- **DATA**:
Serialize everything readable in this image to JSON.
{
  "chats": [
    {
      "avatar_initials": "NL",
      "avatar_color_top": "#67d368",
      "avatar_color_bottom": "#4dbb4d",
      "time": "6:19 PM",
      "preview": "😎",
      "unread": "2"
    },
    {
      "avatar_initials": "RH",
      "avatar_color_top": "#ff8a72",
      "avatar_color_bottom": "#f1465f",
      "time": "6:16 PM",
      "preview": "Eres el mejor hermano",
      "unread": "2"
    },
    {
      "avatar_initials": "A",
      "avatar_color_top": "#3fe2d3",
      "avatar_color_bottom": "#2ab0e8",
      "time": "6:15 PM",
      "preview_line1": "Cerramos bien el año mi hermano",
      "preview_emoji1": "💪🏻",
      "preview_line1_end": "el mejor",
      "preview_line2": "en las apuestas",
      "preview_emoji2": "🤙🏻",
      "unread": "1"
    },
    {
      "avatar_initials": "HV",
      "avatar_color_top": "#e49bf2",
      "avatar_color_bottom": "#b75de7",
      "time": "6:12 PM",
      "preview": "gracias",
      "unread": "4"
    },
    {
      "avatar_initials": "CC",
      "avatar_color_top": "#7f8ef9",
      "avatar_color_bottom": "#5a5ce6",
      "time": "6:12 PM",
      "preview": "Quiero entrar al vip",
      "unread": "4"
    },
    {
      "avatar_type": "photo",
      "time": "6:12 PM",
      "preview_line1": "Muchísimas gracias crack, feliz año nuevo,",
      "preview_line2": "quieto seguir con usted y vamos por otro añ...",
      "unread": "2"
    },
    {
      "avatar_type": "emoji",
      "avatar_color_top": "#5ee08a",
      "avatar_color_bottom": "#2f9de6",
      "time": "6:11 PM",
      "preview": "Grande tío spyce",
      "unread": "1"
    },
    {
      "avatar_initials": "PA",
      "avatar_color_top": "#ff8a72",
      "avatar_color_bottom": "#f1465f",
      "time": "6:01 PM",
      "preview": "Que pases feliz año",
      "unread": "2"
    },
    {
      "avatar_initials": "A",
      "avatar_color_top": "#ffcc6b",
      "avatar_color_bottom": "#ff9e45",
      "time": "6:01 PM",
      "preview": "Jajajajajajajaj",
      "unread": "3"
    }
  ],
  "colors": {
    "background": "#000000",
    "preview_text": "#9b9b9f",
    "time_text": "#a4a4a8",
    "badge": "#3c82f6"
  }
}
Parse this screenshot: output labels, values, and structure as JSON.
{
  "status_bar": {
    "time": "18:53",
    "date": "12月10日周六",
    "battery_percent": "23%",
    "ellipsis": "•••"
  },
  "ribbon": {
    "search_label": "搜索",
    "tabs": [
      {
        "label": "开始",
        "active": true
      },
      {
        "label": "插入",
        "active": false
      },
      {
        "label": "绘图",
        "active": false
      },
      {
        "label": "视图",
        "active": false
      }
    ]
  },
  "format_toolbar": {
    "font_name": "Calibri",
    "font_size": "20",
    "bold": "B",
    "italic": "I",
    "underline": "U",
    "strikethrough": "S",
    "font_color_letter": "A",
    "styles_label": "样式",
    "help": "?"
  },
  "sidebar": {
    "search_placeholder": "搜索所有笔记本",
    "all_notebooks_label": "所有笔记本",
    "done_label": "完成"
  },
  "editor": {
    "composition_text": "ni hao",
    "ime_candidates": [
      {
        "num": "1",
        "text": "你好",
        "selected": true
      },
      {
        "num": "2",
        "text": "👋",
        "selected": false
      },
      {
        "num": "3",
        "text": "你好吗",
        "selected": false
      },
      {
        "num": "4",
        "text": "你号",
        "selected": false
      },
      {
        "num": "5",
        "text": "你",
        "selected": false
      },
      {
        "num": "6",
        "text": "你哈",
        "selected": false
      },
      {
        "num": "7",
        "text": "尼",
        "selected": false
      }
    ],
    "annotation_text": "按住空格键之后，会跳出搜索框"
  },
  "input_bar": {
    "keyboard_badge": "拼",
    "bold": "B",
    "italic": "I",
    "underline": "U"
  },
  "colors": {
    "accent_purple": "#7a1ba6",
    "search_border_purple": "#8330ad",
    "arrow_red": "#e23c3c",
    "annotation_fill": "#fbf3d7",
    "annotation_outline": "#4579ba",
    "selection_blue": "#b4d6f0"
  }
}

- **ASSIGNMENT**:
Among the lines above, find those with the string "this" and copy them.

- **REPLY**:
Serialize everything readable in this image to JSON.
Parse this screenshot: output labels, values, and structure as JSON.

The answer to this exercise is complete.